He played his first 16-game season in 2015. He ranked third on the 49ers with 85 total tackles, according to the stats compiled by the coaching staff.

Williams took over as the 49ers’ starting nose tackle in 2013 after the free-agent departure of Isaac Sopoaga.

But he started just 10 games over the next two seasons due to two fractures of his lower leg.

Chip Kelly reveals why 49ers going with slower-paced offense

Chip Kelly reveals why 49ers going with slower-paced offense

Chip Kelly's offense with the 49ers is his slowest-paced version of his four NFL seasons.


“I think that’s what fits with this group of guys we have on the offensive side of the ball,” Kelly said this week.

Kelly did not expound on that thought. But it could be safe to assume his thinking is the same reason why it does not make sense to enter a Ford Pinto to race against pro stock dragsters.

The 49ers’ offense is running more plays this season. The 49ers snap the ball every 24.4 seconds on offense. That’s down from 26.1 seconds last season, and 29.7 seconds in Jim Harbaugh’s final season in 2014.

Last season in Philadelphia, Kelly’s team snapped the ball every 22.6 seconds. In Kelly’s final season at Oregon in 2012, the Ducks snapped the ball every 20.5 seconds.

“I don’t think we’re playing fast right now,” Kelly said. “So if someone said, ‘How are you playing offensively?’ I don’t think we’re playing fast offensively. I think we’re just not going back (to huddle). We’re saving seven yards of run time for our offensive line because they don’t have to run back in the huddle, get a play called and then do it.

“We’re just calling it at the line of scrimmage. So I think it’s a lot of what Denver used to do when Peyton (Manning) was there. But there’s a lot of times that we’re under 15 seconds when we’re snapping the ball and getting the play off. So we’re not playing fast and we’re not calling tempo-type plays in those situations. We’re just calling plays.”

Kelly said part of the problem is that the 49ers are not converting third downs. The team has a 36.3 percent success rate on third downs, which is actually an improvement over the 30.5 percent success of last season.

But the 49ers’ overall lack of offensive success this season cannot be camouflaged.

The 49ers are averaging just 4.5 yards per play. The 49ers have not averaged fewer than 5 yards per play since 2007, when Alex Smith sustained a shoulder injury and was replaced by Trent Dilfer.

While the 49ers are running more offensive plays than it has in the past, so is the opposition. The 49ers have averaged 64.3 plays per game. The 49ers have defended 69.9 plays per game – only 2.3 more plays than last season but 8.1 more plays than in 2014.

The biggest problem for the offense has been its run defense.

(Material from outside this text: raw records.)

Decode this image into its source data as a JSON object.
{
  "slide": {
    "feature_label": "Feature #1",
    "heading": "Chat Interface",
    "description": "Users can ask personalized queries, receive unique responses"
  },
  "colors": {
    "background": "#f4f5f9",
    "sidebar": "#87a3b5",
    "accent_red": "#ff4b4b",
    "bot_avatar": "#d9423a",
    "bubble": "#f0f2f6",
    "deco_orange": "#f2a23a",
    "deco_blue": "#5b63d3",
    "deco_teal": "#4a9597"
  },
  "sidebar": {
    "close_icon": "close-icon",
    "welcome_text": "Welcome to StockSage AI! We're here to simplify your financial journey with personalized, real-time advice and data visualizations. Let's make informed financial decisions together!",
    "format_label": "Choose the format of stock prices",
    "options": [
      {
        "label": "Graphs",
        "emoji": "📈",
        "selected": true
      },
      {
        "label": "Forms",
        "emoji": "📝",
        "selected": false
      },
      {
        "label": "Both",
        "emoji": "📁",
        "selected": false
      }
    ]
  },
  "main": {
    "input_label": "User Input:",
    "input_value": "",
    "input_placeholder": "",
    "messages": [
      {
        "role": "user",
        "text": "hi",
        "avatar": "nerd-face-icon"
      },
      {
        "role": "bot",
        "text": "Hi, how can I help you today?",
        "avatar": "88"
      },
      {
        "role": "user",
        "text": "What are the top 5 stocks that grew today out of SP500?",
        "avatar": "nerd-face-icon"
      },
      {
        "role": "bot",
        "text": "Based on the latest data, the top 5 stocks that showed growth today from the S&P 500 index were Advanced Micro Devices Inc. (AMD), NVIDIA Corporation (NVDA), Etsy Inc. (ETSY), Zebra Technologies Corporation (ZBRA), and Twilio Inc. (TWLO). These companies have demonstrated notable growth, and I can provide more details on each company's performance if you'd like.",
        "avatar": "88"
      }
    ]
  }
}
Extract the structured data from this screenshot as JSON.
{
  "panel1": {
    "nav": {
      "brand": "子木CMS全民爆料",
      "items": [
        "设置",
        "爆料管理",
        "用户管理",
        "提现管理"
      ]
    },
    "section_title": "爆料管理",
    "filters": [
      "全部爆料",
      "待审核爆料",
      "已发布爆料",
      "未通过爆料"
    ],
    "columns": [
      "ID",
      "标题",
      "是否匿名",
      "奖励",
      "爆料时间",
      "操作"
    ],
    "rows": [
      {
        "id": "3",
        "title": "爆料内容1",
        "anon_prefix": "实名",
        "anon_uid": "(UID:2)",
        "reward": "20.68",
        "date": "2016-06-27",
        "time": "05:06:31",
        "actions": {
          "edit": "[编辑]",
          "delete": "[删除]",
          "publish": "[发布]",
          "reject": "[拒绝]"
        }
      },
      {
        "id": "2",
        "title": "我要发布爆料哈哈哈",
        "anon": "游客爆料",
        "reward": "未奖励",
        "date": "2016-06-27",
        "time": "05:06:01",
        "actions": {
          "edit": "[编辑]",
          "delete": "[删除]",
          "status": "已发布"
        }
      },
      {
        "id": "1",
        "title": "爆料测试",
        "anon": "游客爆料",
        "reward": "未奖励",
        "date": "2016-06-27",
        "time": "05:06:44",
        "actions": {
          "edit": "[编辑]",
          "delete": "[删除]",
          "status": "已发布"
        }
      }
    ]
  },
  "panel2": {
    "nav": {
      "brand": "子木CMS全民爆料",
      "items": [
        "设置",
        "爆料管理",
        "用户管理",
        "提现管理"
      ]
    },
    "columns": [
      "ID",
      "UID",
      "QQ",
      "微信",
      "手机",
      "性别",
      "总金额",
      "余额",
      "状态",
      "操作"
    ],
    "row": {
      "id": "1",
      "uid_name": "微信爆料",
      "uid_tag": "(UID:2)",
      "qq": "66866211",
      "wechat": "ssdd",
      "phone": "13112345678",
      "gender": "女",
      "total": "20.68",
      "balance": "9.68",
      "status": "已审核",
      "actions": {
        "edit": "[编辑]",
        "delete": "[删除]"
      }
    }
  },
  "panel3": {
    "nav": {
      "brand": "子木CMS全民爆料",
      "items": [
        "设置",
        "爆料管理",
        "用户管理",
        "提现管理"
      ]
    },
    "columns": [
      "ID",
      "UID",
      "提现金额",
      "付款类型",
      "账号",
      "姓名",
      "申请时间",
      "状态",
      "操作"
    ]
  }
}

The league’s worst run defense has surrendered 185.1 yards per game and is on pace to give up 2,962 yards this season, which would be the most in the NFL since the 1980 New Orleans Saints yielded 3,106 rushing yards.